County may have limited the movement
of European grapevine moth.
L. botrana was first described by
biologists Denis and Schiffermüller in
1775 in Vienna, from samples collected
in Italy, and was classified as a pest in
Austria in 1800. It was reported from
several European countries and Russia
in the 1800s and has since spread to
North and West Africa and the Middle
East. It was introduced into Japan
before 1974 and recently into Chile.
Climates in the area occupied by the
pest can be characterized generally as
dry or temperate. The currently
reported global distribution of L.
botrana suggests that the pest may be
most closely associated with habitats
classified as montane scrub, Mediterranean
scrub, and temperate broadleaf
and mixed forest.
The Chilean department of agriculture,
Servicio Agrícola y Ganadero
(SAG), issued the first report on L.
botrana in the Americas on April 23,
2008. Surveys conducted in 2008 and
2009 showinfestations in all grapegrowing
regions of Chile, a spread of approximately
1,500 kilometers (930 miles).
European grapevine (Vitis vinifera),
American bunch grape (V. labrusca), and
spurge laurel (Daphne gnidium), a common
shrub inMediterranean Europe, are
the main hosts. Some researchers theorize
that D. gnidium constitutes the original
host of L. botrana and its adaptation to
grapes is a relatively recent event.
The larva feeds on all cultivated
grape varieties, although they develop
better on some than on others. Females
lay eggs almost exclusively on flower
clusters and berries.
The literature includes about 25
hosts other than grape, however
Lobesia is found only very rarely or
accidentally on other hosts with the
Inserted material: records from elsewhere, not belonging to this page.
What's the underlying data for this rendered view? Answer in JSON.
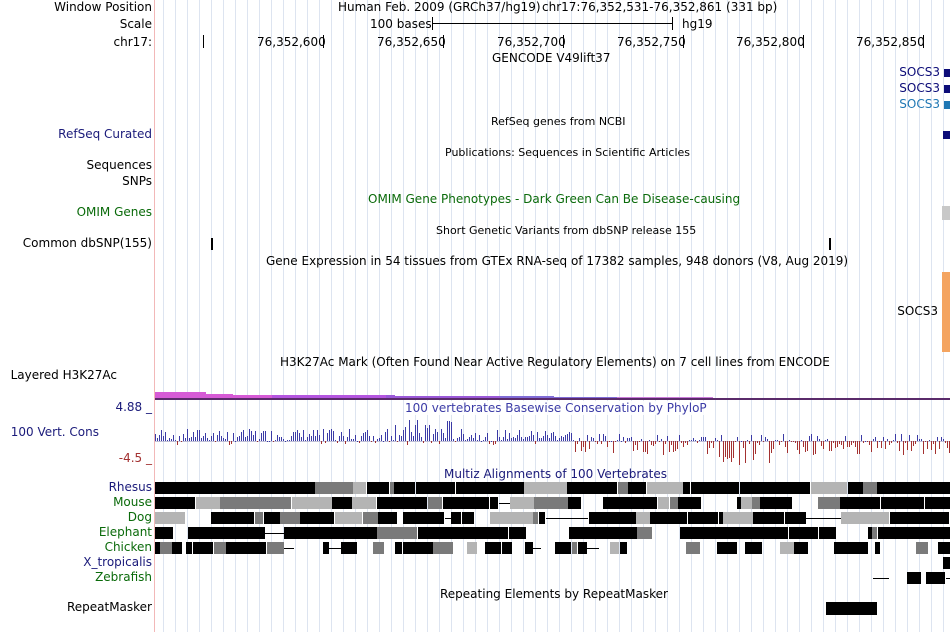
{
  "header": {
    "assembly": "Human Feb. 2009 (GRCh37/hg19)",
    "position": "chr17:76,352,531-76,352,861 (331 bp)",
    "scale_label": "100 bases",
    "scale_db": "hg19",
    "coords": [
      "76,352,600",
      "76,352,650",
      "76,352,700",
      "76,352,750",
      "76,352,800",
      "76,352,850"
    ]
  },
  "labels": {
    "window_position": "Window Position",
    "scale": "Scale",
    "chrom": "chr17:",
    "refseq": "RefSeq Curated",
    "sequences": "Sequences",
    "snps": "SNPs",
    "omim": "OMIM Genes",
    "common_dbsnp": "Common dbSNP(155)",
    "layered_h3k27ac": "Layered H3K27Ac",
    "cons_top": "4.88 _",
    "cons_name": "100 Vert. Cons",
    "cons_bottom": "-4.5 _",
    "repeatmasker": "RepeatMasker"
  },
  "species": [
    "Rhesus",
    "Mouse",
    "Dog",
    "Elephant",
    "Chicken",
    "X_tropicalis",
    "Zebrafish"
  ],
  "tracks": {
    "gencode": "GENCODE V49lift37",
    "gencode_genes": [
      "SOCS3",
      "SOCS3",
      "SOCS3"
    ],
    "refseq": "RefSeq genes from NCBI",
    "publications": "Publications: Sequences in Scientific Articles",
    "omim": "OMIM Gene Phenotypes - Dark Green Can Be Disease-causing",
    "dbsnp": "Short Genetic Variants from dbSNP release 155",
    "gtex": "Gene Expression in 54 tissues from GTEx RNA-seq of 17382 samples, 948 donors (V8, Aug 2019)",
    "gtex_gene": "SOCS3",
    "h3k27ac": "H3K27Ac Mark (Often Found Near Active Regulatory Elements) on 7 cell lines from ENCODE",
    "phylop": "100 vertebrates Basewise Conservation by PhyloP",
    "multiz": "Multiz Alignments of 100 Vertebrates",
    "repeatmasker": "Repeating Elements by RepeatMasker"
  },
  "colors": {
    "gene_dark": "#0c0c78",
    "gene_light": "#1f77b4",
    "label_blue": "#1a1a7a",
    "omim_green": "#0a6a0a",
    "species_green": "#0a6a0a",
    "cons_pos": "#3b3ba6",
    "cons_neg": "#a33131",
    "gtex_orange": "#f4a460",
    "grid": "#dde4f0"
  }
}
exception of D. gnidium. Vitis vinifera
constitutes the main food resource.
L. botrana is considered a major pest
only on grapevines. In olive, only the
flowers are infested, never the fruit;
therefore, olive trees next to vineyards
may constitute an important source of
infestation of nearby vines by moths in
the late spring.
Females select plants to lay eggs on
by flying upwind following olfactory
cues.Once they land on a plant they also
taste the surface with contact chemoreceptors
before laying their eggs. Plant
surface chemicals stimulate or deter egg
laying. The host-plant range in
California will need to be studied to
establish the role that alternate hosts
play in the life cycle of L. botrana.
The adult moth is approximately ¼
inch long. Female moths tend to be
slightly larger, although both sexes
have mosaic-patterned wings. The first
pair of wings is tan-cream and mottled
with gray-blue, brown, and black
blotches. The second pair of wings is
gray with a fringed border.
Unlike other common vineyard tortricids,
which lay eggs in overlapping
masses, L. botrana lays single, elliptical,
and flat eggs (0.03 inches in diameter).
As it ages, the iridescent, creamy white
egg turns yellow, and later blackens as
the head of the developing larva
forms. The larva hatches from the edge
of the egg, leaving the translucent egg
shell attached to the plant.
Both sexes have five larval instars;
fully grown larvae are approximately
½ inch long with dark thoracic legs.
First-instar larvae are creamy white
with a black head. Older larvae have
lighter, yellowish-brown heads with a
dark border at the rear edge (closest to
the body) of the prothoracic shield
(segment behind the head; see photo).
Young larvae have tan bodies, whereas
older larvae take on the color of their
gut contents and food source (from
dark green to shades of maroon).